Please note: This presentation is now FULL! Please e-mail us at firstname.lastname@example.org to be placed on the waiting list. Food will be provided only to those who RSVP!! If you RSVP and are later unable to attend, please e-mail email@example.com to let us know and give another student your spot.
William “Bill” Flannery is the Country’s foremost expert on law firm business development and sales and his WJF Institute in Austin, Texas has hosted partners from many of country’s most well-respected law firms. The WJF Institute’s primary focus is client development and client relationship management, law firm marketing and marketing support programs.
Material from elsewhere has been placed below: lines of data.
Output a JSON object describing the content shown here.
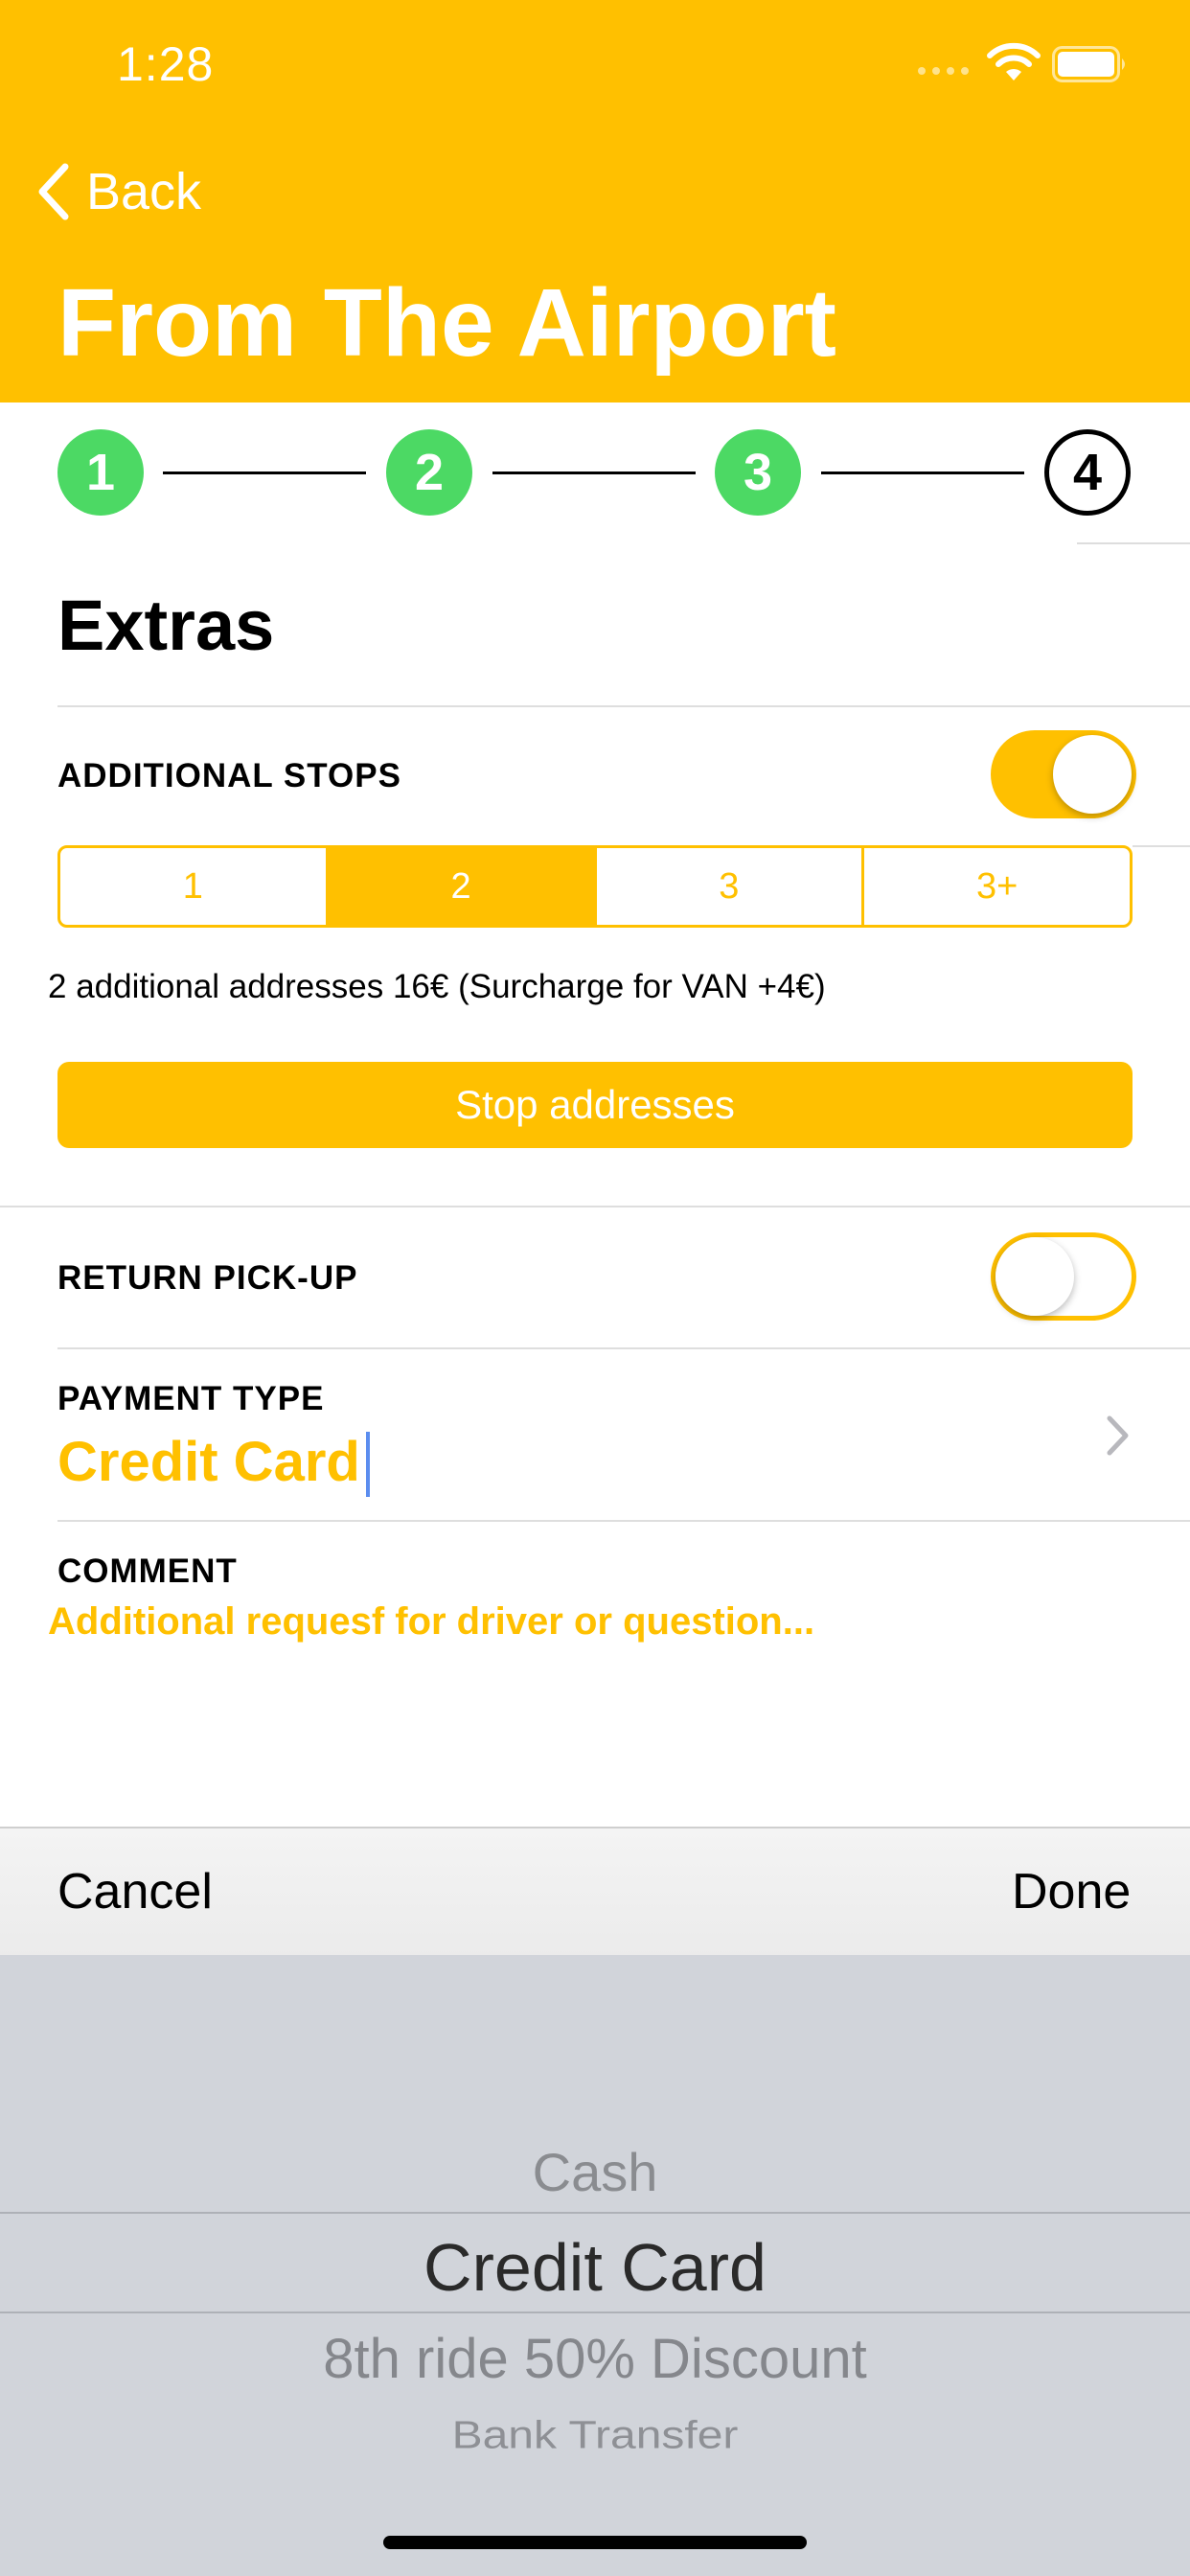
{
  "status_bar": {
    "time": "1:28"
  },
  "nav": {
    "back_label": "Back",
    "title": "From The Airport"
  },
  "stepper": {
    "steps": [
      "1",
      "2",
      "3",
      "4"
    ],
    "current_step": 4
  },
  "section": {
    "title": "Extras"
  },
  "additional_stops": {
    "label": "ADDITIONAL STOPS",
    "enabled": true,
    "options": [
      "1",
      "2",
      "3",
      "3+"
    ],
    "selected": "2",
    "info": "2 additional addresses 16€ (Surcharge for VAN +4€)",
    "button_label": "Stop addresses"
  },
  "return_pickup": {
    "label": "RETURN PICK-UP",
    "enabled": false
  },
  "payment": {
    "label": "PAYMENT TYPE",
    "value": "Credit Card"
  },
  "comment": {
    "label": "COMMENT",
    "placeholder": "Additional requesf for driver or question..."
  },
  "picker_toolbar": {
    "cancel_label": "Cancel",
    "done_label": "Done"
  },
  "picker": {
    "options": [
      "Cash",
      "Credit Card",
      "8th ride 50% Discount",
      "Bank Transfer"
    ],
    "selected": "Credit Card"
  },
  "colors": {
    "accent": "#FFC000",
    "step_done": "#4CD964",
    "picker_bg": "#D1D4DA"
  }
}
The WJF Institute also trains lawyers and provides related consulting services in substantive legal skills, law firm management and leadership. In addition to his work with the WJF Institute, Bill has been a member of the ABA’s Law School Curriculum Committee and lectured in law schools, graduate and undergraduate schools in the United States and overseas on strategic planning, technology and marketing. Bill has published numerous articles on marketing, technology and law firm management in law journals and legal publications. More information on Bill and the WJF Institute can be found at www.wjfinstitute.com.
If you are interested in public interest work (or if you are not sure what public interest work is and want to learn), join us for the Public Interest Law Panel Presentation tomorrow at 12:00 in Room 550. Panelists will include attorneys from the Wounded Warrior Project, Three Rivers Legal Services, Jacksonville Area Legal Aid, Department of Children and Families, and Guardian Ad Litem. Professor Hornstein will moderate the panel. Topics of discussion will include what a public interest attorney does, the state of the current job market for public interest attorneys, and what YOU can do to get ready for a career in public interest law. Don’t miss this informative event!
Lunch will be provided, so RSVP on Symplicity!
I like to follow blogs about libraries and research. One of my favorites is Lisa Gold: Research Maven. Lisa is a professional researcher, who explains research concepts well. Check out her colorful post, “The CRAP test for evaluating sources,” for a good explanation of how to decide if a source you have found can be relied upon. If you click the “Highlights” link at the top of her page, you can see a list of her most notable posts. My favorites are, “Spell-check is evil, but funny: The Cupertino Effect,” “Let’s talk about search,” and “In praise of browsing.”